── Listed records

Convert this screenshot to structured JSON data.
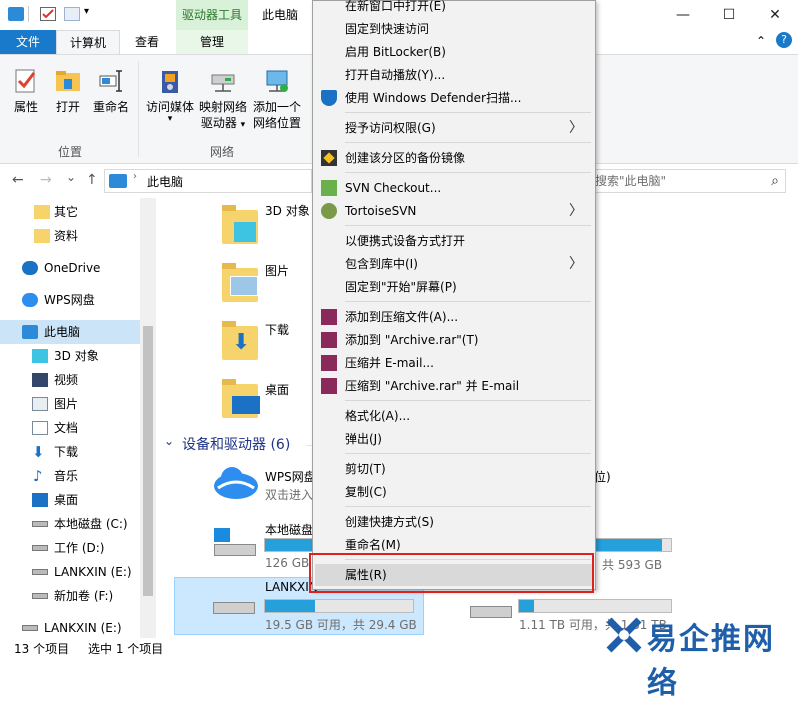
{
  "title_bar": {
    "context_tab_header": "驱动器工具",
    "window_title": "此电脑",
    "minimize_glyph": "—",
    "maximize_glyph": "☐",
    "close_glyph": "✕"
  },
  "ribbon_tabs": {
    "file": "文件",
    "computer": "计算机",
    "view": "查看",
    "manage": "管理"
  },
  "ribbon": {
    "properties": "属性",
    "open": "打开",
    "rename": "重命名",
    "access_media": "访问媒体",
    "map_drive_1": "映射网络",
    "map_drive_2": "驱动器",
    "add_location_1": "添加一个",
    "add_location_2": "网络位置",
    "group_location": "位置",
    "group_network": "网络",
    "dropdown_glyph": "▾"
  },
  "address": {
    "path": "此电脑",
    "search_placeholder": "搜索\"此电脑\"",
    "back": "←",
    "forward": "→",
    "history": "⌄",
    "up": "↑",
    "search_glyph": "⌕"
  },
  "sidebar": {
    "items": [
      {
        "label": "其它"
      },
      {
        "label": "资料"
      },
      {
        "label": "OneDrive"
      },
      {
        "label": "WPS网盘"
      },
      {
        "label": "此电脑"
      },
      {
        "label": "3D 对象"
      },
      {
        "label": "视频"
      },
      {
        "label": "图片"
      },
      {
        "label": "文档"
      },
      {
        "label": "下载"
      },
      {
        "label": "音乐"
      },
      {
        "label": "桌面"
      },
      {
        "label": "本地磁盘 (C:)"
      },
      {
        "label": "工作 (D:)"
      },
      {
        "label": "LANKXIN (E:)"
      },
      {
        "label": "新加卷 (F:)"
      },
      {
        "label": "LANKXIN (E:)"
      }
    ]
  },
  "main": {
    "folders": {
      "objects_3d": "3D 对象",
      "pictures": "图片",
      "downloads": "下载",
      "desktop": "桌面"
    },
    "section_header": "设备和驱动器 (6)",
    "section_chevron": "⌄",
    "drives": {
      "wps_name": "WPS网盘",
      "wps_sub": "双击进入",
      "c_name": "本地磁盘",
      "c_free": "126 GB",
      "e_name": "LANKXIN",
      "e_free": "19.5 GB 可用，共 29.4 GB",
      "right_sub1": "位)",
      "right_total1": "共 593 GB",
      "right_free2": "1.11 TB 可用，共 1.81 TB"
    }
  },
  "status": {
    "count": "13 个项目",
    "selected": "选中 1 个项目"
  },
  "context_menu": {
    "items": {
      "open_new": "在新窗口中打开(E)",
      "pin_quick": "固定到快速访问",
      "bitlocker": "启用 BitLocker(B)",
      "autoplay": "打开自动播放(Y)...",
      "defender": "使用 Windows Defender扫描...",
      "grant_access": "授予访问权限(G)",
      "backup_image": "创建该分区的备份镜像",
      "svn_checkout": "SVN Checkout...",
      "tortoise": "TortoiseSVN",
      "portable": "以便携式设备方式打开",
      "include_lib": "包含到库中(I)",
      "pin_start": "固定到\"开始\"屏幕(P)",
      "add_archive": "添加到压缩文件(A)...",
      "add_archive_rar": "添加到 \"Archive.rar\"(T)",
      "compress_email": "压缩并 E-mail...",
      "compress_rar_email": "压缩到 \"Archive.rar\" 并 E-mail",
      "format": "格式化(A)...",
      "eject": "弹出(J)",
      "cut": "剪切(T)",
      "copy": "复制(C)",
      "shortcut": "创建快捷方式(S)",
      "rename": "重命名(M)",
      "properties": "属性(R)"
    },
    "submenu_arrow": "〉"
  },
  "watermark": {
    "text": "易企推网络"
  },
  "colors": {
    "accent": "#1979ca",
    "highlight_box": "#e02020",
    "drive_bar": "#26a0da"
  },
  "drive_usage": {
    "c": 0.55,
    "e": 0.34,
    "right1": 0.88,
    "right2": 0.1
  }
}
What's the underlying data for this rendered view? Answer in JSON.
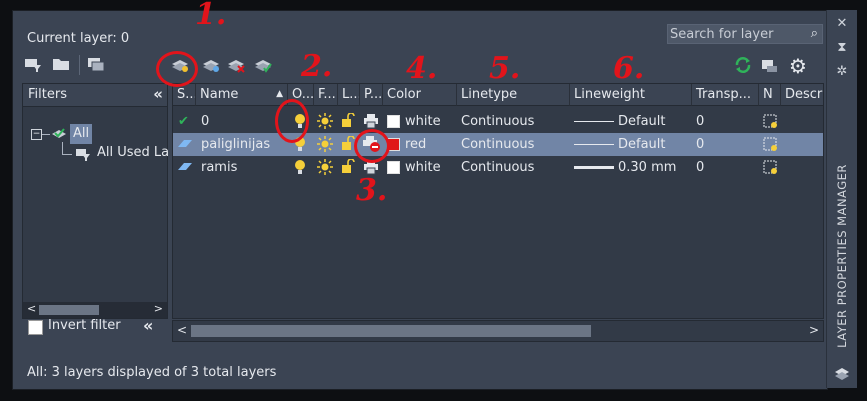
{
  "panel": {
    "current_layer_label": "Current layer: 0",
    "search_placeholder": "Search for layer",
    "vertical_title": "LAYER PROPERTIES MANAGER",
    "status_text": "All: 3 layers displayed of 3 total layers"
  },
  "filters": {
    "header": "Filters",
    "tree": [
      {
        "label": "All"
      },
      {
        "label": "All Used La"
      }
    ],
    "invert_filter": "Invert filter"
  },
  "columns": [
    "S...",
    "Name",
    "O...",
    "F...",
    "L...",
    "P...",
    "Color",
    "Linetype",
    "Lineweight",
    "Transp...",
    "N",
    "Descri"
  ],
  "layers": [
    {
      "status": "current",
      "name": "0",
      "color_name": "white",
      "color_hex": "#ffffff",
      "linetype": "Continuous",
      "lineweight": "Default",
      "transparency": "0"
    },
    {
      "status": "normal",
      "name": "paliglinijas",
      "color_name": "red",
      "color_hex": "#e01818",
      "linetype": "Continuous",
      "lineweight": "Default",
      "transparency": "0"
    },
    {
      "status": "normal",
      "name": "ramis",
      "color_name": "white",
      "color_hex": "#ffffff",
      "linetype": "Continuous",
      "lineweight": "0.30 mm",
      "transparency": "0"
    }
  ],
  "annotations": {
    "n1": "1.",
    "n2": "2.",
    "n3": "3.",
    "n4": "4.",
    "n5": "5.",
    "n6": "6."
  },
  "colors": {
    "panel_bg": "#3b4453",
    "grid_bg": "#323a47",
    "selection": "#7185a6",
    "annotation_red": "#e2141b",
    "accent_green": "#2fb35a"
  }
}
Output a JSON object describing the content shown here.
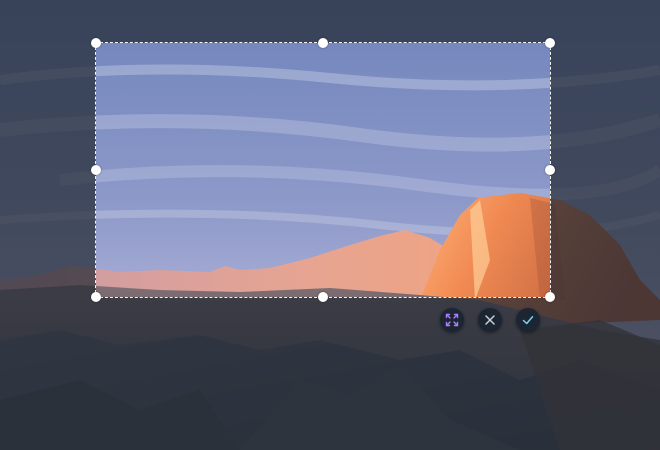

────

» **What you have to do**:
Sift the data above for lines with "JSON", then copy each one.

» **Solution to this exercise**:
Convert this screenshot to structured JSON data.
What's the underlying data for this rendered view? Answer in JSON.
Output a JSON object describing the content shown here.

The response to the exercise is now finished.